=== Begin Enclosure ===

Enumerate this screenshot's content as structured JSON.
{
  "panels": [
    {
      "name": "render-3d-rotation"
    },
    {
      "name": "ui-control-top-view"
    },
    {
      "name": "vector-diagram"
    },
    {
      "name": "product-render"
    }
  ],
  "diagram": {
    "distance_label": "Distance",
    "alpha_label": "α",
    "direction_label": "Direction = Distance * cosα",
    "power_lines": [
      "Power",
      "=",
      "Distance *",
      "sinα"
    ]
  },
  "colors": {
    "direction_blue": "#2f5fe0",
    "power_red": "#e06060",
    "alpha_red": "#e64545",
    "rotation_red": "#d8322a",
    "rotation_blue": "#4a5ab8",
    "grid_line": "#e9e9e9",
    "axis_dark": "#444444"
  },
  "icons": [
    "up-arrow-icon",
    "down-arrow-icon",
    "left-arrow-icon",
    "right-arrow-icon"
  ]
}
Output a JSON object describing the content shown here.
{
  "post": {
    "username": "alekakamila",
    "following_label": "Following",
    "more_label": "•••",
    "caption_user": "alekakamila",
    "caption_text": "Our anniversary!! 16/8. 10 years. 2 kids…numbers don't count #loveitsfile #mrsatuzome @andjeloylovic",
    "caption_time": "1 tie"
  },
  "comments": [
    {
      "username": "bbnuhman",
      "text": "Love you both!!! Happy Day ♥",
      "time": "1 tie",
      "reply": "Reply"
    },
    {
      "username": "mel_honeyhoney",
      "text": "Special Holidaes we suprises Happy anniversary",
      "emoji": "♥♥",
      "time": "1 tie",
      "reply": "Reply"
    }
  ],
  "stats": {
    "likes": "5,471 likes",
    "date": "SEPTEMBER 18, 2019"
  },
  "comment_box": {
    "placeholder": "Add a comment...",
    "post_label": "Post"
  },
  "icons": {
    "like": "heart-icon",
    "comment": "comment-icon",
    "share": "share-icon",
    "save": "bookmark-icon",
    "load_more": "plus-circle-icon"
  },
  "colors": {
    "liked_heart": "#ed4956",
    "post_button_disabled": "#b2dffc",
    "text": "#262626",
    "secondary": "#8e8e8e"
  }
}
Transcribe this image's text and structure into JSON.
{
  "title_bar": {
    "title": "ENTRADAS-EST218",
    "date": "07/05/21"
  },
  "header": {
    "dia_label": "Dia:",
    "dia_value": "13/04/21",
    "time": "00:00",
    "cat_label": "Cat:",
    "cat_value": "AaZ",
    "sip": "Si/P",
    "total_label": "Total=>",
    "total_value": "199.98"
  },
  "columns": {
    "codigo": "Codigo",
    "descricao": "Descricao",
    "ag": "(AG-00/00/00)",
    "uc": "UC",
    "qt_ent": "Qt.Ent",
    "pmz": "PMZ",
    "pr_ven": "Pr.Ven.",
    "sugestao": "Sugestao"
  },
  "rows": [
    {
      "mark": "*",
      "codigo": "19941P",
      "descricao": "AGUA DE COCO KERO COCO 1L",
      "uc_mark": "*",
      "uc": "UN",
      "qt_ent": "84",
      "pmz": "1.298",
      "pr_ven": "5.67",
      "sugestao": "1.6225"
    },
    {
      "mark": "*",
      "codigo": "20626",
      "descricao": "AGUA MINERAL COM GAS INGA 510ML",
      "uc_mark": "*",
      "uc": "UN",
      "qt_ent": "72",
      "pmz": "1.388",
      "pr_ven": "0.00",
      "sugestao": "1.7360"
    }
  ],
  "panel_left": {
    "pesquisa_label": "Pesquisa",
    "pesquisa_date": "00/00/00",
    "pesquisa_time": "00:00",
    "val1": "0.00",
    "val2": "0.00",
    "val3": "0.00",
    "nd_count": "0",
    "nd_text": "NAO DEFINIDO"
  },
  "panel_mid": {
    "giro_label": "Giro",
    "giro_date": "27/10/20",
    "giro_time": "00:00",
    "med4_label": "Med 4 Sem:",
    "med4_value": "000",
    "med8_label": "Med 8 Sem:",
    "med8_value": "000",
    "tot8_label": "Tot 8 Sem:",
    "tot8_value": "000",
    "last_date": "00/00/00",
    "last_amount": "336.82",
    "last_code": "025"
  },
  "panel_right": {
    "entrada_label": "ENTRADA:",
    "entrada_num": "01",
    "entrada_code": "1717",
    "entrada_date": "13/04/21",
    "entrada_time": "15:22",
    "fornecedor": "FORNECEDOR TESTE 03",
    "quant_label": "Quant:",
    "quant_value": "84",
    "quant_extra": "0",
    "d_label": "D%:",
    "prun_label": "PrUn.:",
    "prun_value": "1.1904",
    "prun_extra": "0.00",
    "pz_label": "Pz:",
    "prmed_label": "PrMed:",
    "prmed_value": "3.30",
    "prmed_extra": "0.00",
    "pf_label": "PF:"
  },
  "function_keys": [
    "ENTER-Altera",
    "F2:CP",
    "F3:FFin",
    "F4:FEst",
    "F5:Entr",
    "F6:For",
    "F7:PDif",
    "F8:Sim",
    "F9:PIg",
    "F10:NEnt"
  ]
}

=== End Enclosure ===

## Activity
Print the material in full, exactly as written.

## Result
Enumerate this screenshot's content as structured JSON.
{
  "panels": [
    {
      "name": "render-3d-rotation"
    },
    {
      "name": "ui-control-top-view"
    },
    {
      "name": "vector-diagram"
    },
    {
      "name": "product-render"
    }
  ],
  "diagram": {
    "distance_label": "Distance",
    "alpha_label": "α",
    "direction_label": "Direction = Distance * cosα",
    "power_lines": [
      "Power",
      "=",
      "Distance *",
      "sinα"
    ]
  },
  "colors": {
    "direction_blue": "#2f5fe0",
    "power_red": "#e06060",
    "alpha_red": "#e64545",
    "rotation_red": "#d8322a",
    "rotation_blue": "#4a5ab8",
    "grid_line": "#e9e9e9",
    "axis_dark": "#444444"
  },
  "icons": [
    "up-arrow-icon",
    "down-arrow-icon",
    "left-arrow-icon",
    "right-arrow-icon"
  ]
}
Output a JSON object describing the content shown here.
{
  "post": {
    "username": "alekakamila",
    "following_label": "Following",
    "more_label": "•••",
    "caption_user": "alekakamila",
    "caption_text": "Our anniversary!! 16/8. 10 years. 2 kids…numbers don't count #loveitsfile #mrsatuzome @andjeloylovic",
    "caption_time": "1 tie"
  },
  "comments": [
    {
      "username": "bbnuhman",
      "text": "Love you both!!! Happy Day ♥",
      "time": "1 tie",
      "reply": "Reply"
    },
    {
      "username": "mel_honeyhoney",
      "text": "Special Holidaes we suprises Happy anniversary",
      "emoji": "♥♥",
      "time": "1 tie",
      "reply": "Reply"
    }
  ],
  "stats": {
    "likes": "5,471 likes",
    "date": "SEPTEMBER 18, 2019"
  },
  "comment_box": {
    "placeholder": "Add a comment...",
    "post_label": "Post"
  },
  "icons": {
    "like": "heart-icon",
    "comment": "comment-icon",
    "share": "share-icon",
    "save": "bookmark-icon",
    "load_more": "plus-circle-icon"
  },
  "colors": {
    "liked_heart": "#ed4956",
    "post_button_disabled": "#b2dffc",
    "text": "#262626",
    "secondary": "#8e8e8e"
  }
}
Transcribe this image's text and structure into JSON.
{
  "title_bar": {
    "title": "ENTRADAS-EST218",
    "date": "07/05/21"
  },
  "header": {
    "dia_label": "Dia:",
    "dia_value": "13/04/21",
    "time": "00:00",
    "cat_label": "Cat:",
    "cat_value": "AaZ",
    "sip": "Si/P",
    "total_label": "Total=>",
    "total_value": "199.98"
  },
  "columns": {
    "codigo": "Codigo",
    "descricao": "Descricao",
    "ag": "(AG-00/00/00)",
    "uc": "UC",
    "qt_ent": "Qt.Ent",
    "pmz": "PMZ",
    "pr_ven": "Pr.Ven.",
    "sugestao": "Sugestao"
  },
  "rows": [
    {
      "mark": "*",
      "codigo": "19941P",
      "descricao": "AGUA DE COCO KERO COCO 1L",
      "uc_mark": "*",
      "uc": "UN",
      "qt_ent": "84",
      "pmz": "1.298",
      "pr_ven": "5.67",
      "sugestao": "1.6225"
    },
    {
      "mark": "*",
      "codigo": "20626",
      "descricao": "AGUA MINERAL COM GAS INGA 510ML",
      "uc_mark": "*",
      "uc": "UN",
      "qt_ent": "72",
      "pmz": "1.388",
      "pr_ven": "0.00",
      "sugestao": "1.7360"
    }
  ],
  "panel_left": {
    "pesquisa_label": "Pesquisa",
    "pesquisa_date": "00/00/00",
    "pesquisa_time": "00:00",
    "val1": "0.00",
    "val2": "0.00",
    "val3": "0.00",
    "nd_count": "0",
    "nd_text": "NAO DEFINIDO"
  },
  "panel_mid": {
    "giro_label": "Giro",
    "giro_date": "27/10/20",
    "giro_time": "00:00",
    "med4_label": "Med 4 Sem:",
    "med4_value": "000",
    "med8_label": "Med 8 Sem:",
    "med8_value": "000",
    "tot8_label": "Tot 8 Sem:",
    "tot8_value": "000",
    "last_date": "00/00/00",
    "last_amount": "336.82",
    "last_code": "025"
  },
  "panel_right": {
    "entrada_label": "ENTRADA:",
    "entrada_num": "01",
    "entrada_code": "1717",
    "entrada_date": "13/04/21",
    "entrada_time": "15:22",
    "fornecedor": "FORNECEDOR TESTE 03",
    "quant_label": "Quant:",
    "quant_value": "84",
    "quant_extra": "0",
    "d_label": "D%:",
    "prun_label": "PrUn.:",
    "prun_value": "1.1904",
    "prun_extra": "0.00",
    "pz_label": "Pz:",
    "prmed_label": "PrMed:",
    "prmed_value": "3.30",
    "prmed_extra": "0.00",
    "pf_label": "PF:"
  },
  "function_keys": [
    "ENTER-Altera",
    "F2:CP",
    "F3:FFin",
    "F4:FEst",
    "F5:Entr",
    "F6:For",
    "F7:PDif",
    "F8:Sim",
    "F9:PIg",
    "F10:NEnt"
  ]
}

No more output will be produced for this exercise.